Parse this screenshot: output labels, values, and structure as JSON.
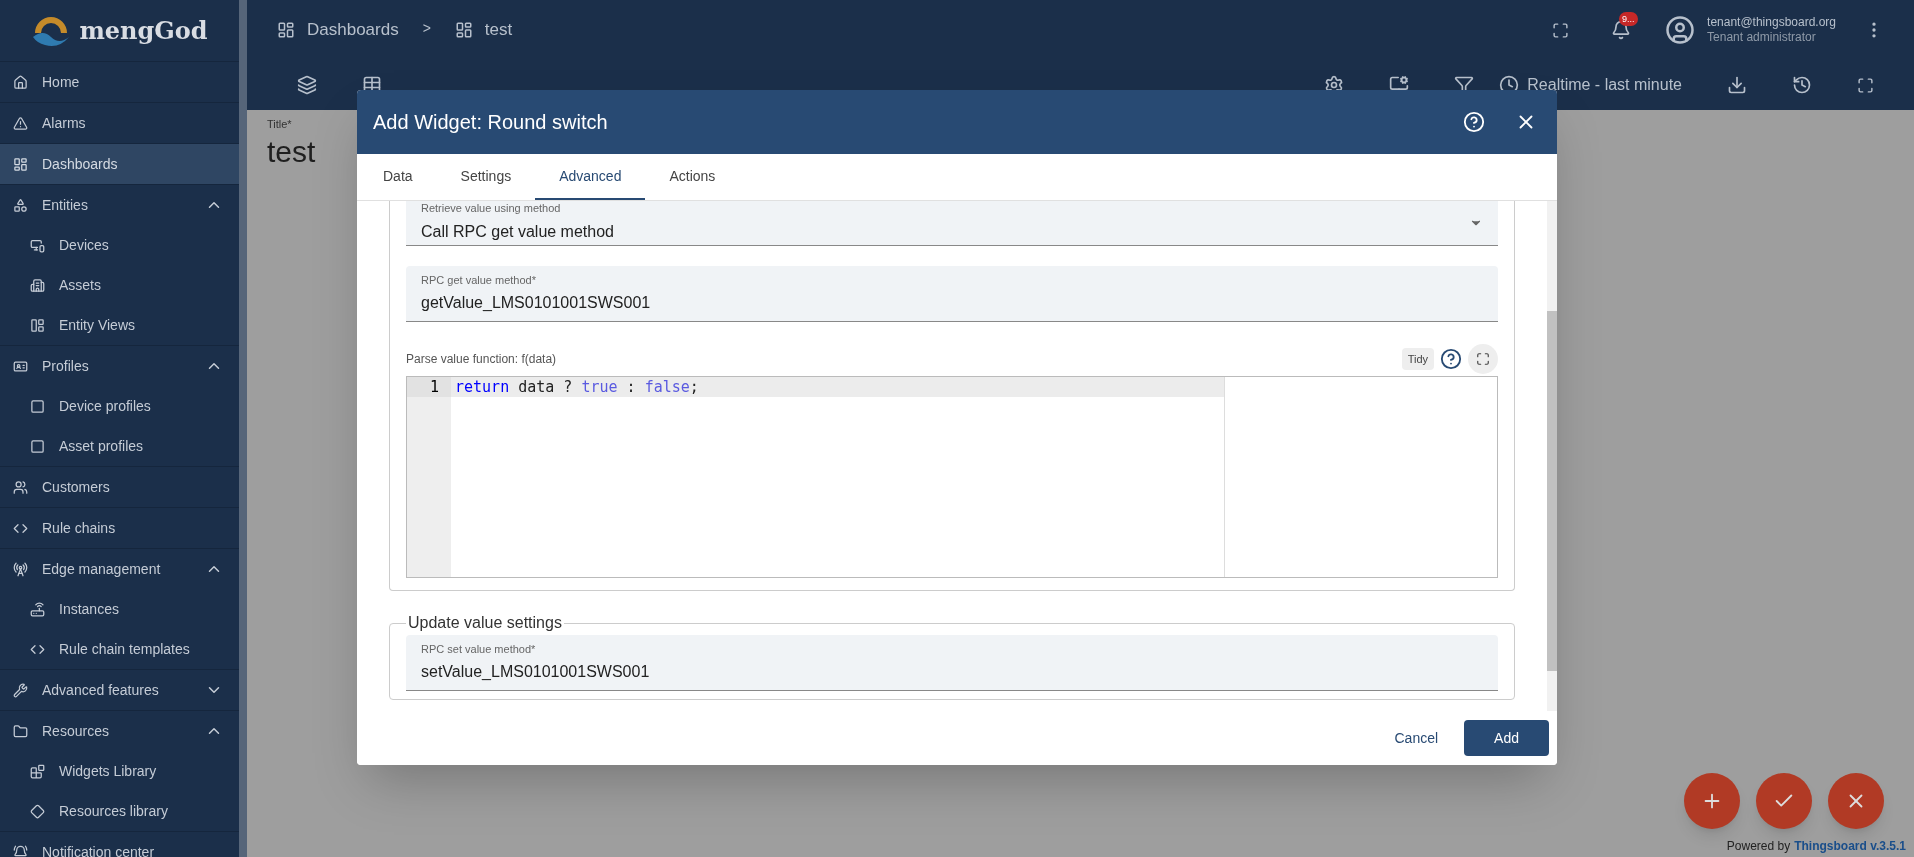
{
  "logo": {
    "text": "mengGod"
  },
  "sidebar": {
    "items": [
      {
        "label": "Home",
        "selected": false
      },
      {
        "label": "Alarms",
        "selected": false
      },
      {
        "label": "Dashboards",
        "selected": true
      },
      {
        "label": "Entities",
        "selected": false,
        "expanded": true,
        "children": [
          {
            "label": "Devices",
            "selected": false
          },
          {
            "label": "Assets",
            "selected": false
          },
          {
            "label": "Entity Views",
            "selected": false
          }
        ]
      },
      {
        "label": "Profiles",
        "selected": false,
        "expanded": true,
        "children": [
          {
            "label": "Device profiles",
            "selected": false
          },
          {
            "label": "Asset profiles",
            "selected": false
          }
        ]
      },
      {
        "label": "Customers",
        "selected": false
      },
      {
        "label": "Rule chains",
        "selected": false
      },
      {
        "label": "Edge management",
        "selected": false,
        "expanded": true,
        "children": [
          {
            "label": "Instances",
            "selected": false
          },
          {
            "label": "Rule chain templates",
            "selected": false
          }
        ]
      },
      {
        "label": "Advanced features",
        "selected": false,
        "expanded": false
      },
      {
        "label": "Resources",
        "selected": false,
        "expanded": true,
        "children": [
          {
            "label": "Widgets Library",
            "selected": false
          },
          {
            "label": "Resources library",
            "selected": false
          }
        ]
      },
      {
        "label": "Notification center",
        "selected": false
      }
    ]
  },
  "breadcrumb": [
    "Dashboards",
    "test"
  ],
  "breadcrumb_separator": ">",
  "notifications": {
    "badge": "9..."
  },
  "user": {
    "email": "tenant@thingsboard.org",
    "role": "Tenant administrator"
  },
  "timewindow": {
    "label": "Realtime - last minute"
  },
  "dashboard": {
    "title_label": "Title*",
    "title": "test"
  },
  "dialog": {
    "title": "Add Widget: Round switch",
    "tabs": [
      {
        "label": "Data",
        "selected": false
      },
      {
        "label": "Settings",
        "selected": false
      },
      {
        "label": "Advanced",
        "selected": true
      },
      {
        "label": "Actions",
        "selected": false
      }
    ],
    "retrieve_select": {
      "label": "Retrieve value using method",
      "value": "Call RPC get value method"
    },
    "get_method": {
      "label": "RPC get value method*",
      "value": "getValue_LMS0101001SWS001"
    },
    "parse_function": {
      "label": "Parse value function: f(data)",
      "tidy": "Tidy",
      "lines": [
        {
          "number": "1",
          "tokens": [
            {
              "text": "return",
              "kind": "keyword"
            },
            {
              "text": " data ? ",
              "kind": "plain"
            },
            {
              "text": "true",
              "kind": "atom"
            },
            {
              "text": " : ",
              "kind": "plain"
            },
            {
              "text": "false",
              "kind": "atom"
            },
            {
              "text": ";",
              "kind": "plain"
            }
          ]
        }
      ]
    },
    "update_section": {
      "legend": "Update value settings"
    },
    "set_method": {
      "label": "RPC set value method*",
      "value": "setValue_LMS0101001SWS001"
    },
    "cancel": "Cancel",
    "add": "Add"
  },
  "footer": {
    "prefix": "Powered by",
    "link": "Thingsboard v.3.5.1"
  }
}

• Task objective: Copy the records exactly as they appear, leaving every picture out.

• Solved problem:
Parse this screenshot: output labels, values, and structure as JSON.
{
  "logo": {
    "text": "mengGod"
  },
  "sidebar": {
    "items": [
      {
        "label": "Home",
        "selected": false
      },
      {
        "label": "Alarms",
        "selected": false
      },
      {
        "label": "Dashboards",
        "selected": true
      },
      {
        "label": "Entities",
        "selected": false,
        "expanded": true,
        "children": [
          {
            "label": "Devices",
            "selected": false
          },
          {
            "label": "Assets",
            "selected": false
          },
          {
            "label": "Entity Views",
            "selected": false
          }
        ]
      },
      {
        "label": "Profiles",
        "selected": false,
        "expanded": true,
        "children": [
          {
            "label": "Device profiles",
            "selected": false
          },
          {
            "label": "Asset profiles",
            "selected": false
          }
        ]
      },
      {
        "label": "Customers",
        "selected": false
      },
      {
        "label": "Rule chains",
        "selected": false
      },
      {
        "label": "Edge management",
        "selected": false,
        "expanded": true,
        "children": [
          {
            "label": "Instances",
            "selected": false
          },
          {
            "label": "Rule chain templates",
            "selected": false
          }
        ]
      },
      {
        "label": "Advanced features",
        "selected": false,
        "expanded": false
      },
      {
        "label": "Resources",
        "selected": false,
        "expanded": true,
        "children": [
          {
            "label": "Widgets Library",
            "selected": false
          },
          {
            "label": "Resources library",
            "selected": false
          }
        ]
      },
      {
        "label": "Notification center",
        "selected": false
      }
    ]
  },
  "breadcrumb": [
    "Dashboards",
    "test"
  ],
  "breadcrumb_separator": ">",
  "notifications": {
    "badge": "9..."
  },
  "user": {
    "email": "tenant@thingsboard.org",
    "role": "Tenant administrator"
  },
  "timewindow": {
    "label": "Realtime - last minute"
  },
  "dashboard": {
    "title_label": "Title*",
    "title": "test"
  },
  "dialog": {
    "title": "Add Widget: Round switch",
    "tabs": [
      {
        "label": "Data",
        "selected": false
      },
      {
        "label": "Settings",
        "selected": false
      },
      {
        "label": "Advanced",
        "selected": true
      },
      {
        "label": "Actions",
        "selected": false
      }
    ],
    "retrieve_select": {
      "label": "Retrieve value using method",
      "value": "Call RPC get value method"
    },
    "get_method": {
      "label": "RPC get value method*",
      "value": "getValue_LMS0101001SWS001"
    },
    "parse_function": {
      "label": "Parse value function: f(data)",
      "tidy": "Tidy",
      "lines": [
        {
          "number": "1",
          "tokens": [
            {
              "text": "return",
              "kind": "keyword"
            },
            {
              "text": " data ? ",
              "kind": "plain"
            },
            {
              "text": "true",
              "kind": "atom"
            },
            {
              "text": " : ",
              "kind": "plain"
            },
            {
              "text": "false",
              "kind": "atom"
            },
            {
              "text": ";",
              "kind": "plain"
            }
          ]
        }
      ]
    },
    "update_section": {
      "legend": "Update value settings"
    },
    "set_method": {
      "label": "RPC set value method*",
      "value": "setValue_LMS0101001SWS001"
    },
    "cancel": "Cancel",
    "add": "Add"
  },
  "footer": {
    "prefix": "Powered by",
    "link": "Thingsboard v.3.5.1"
  }
}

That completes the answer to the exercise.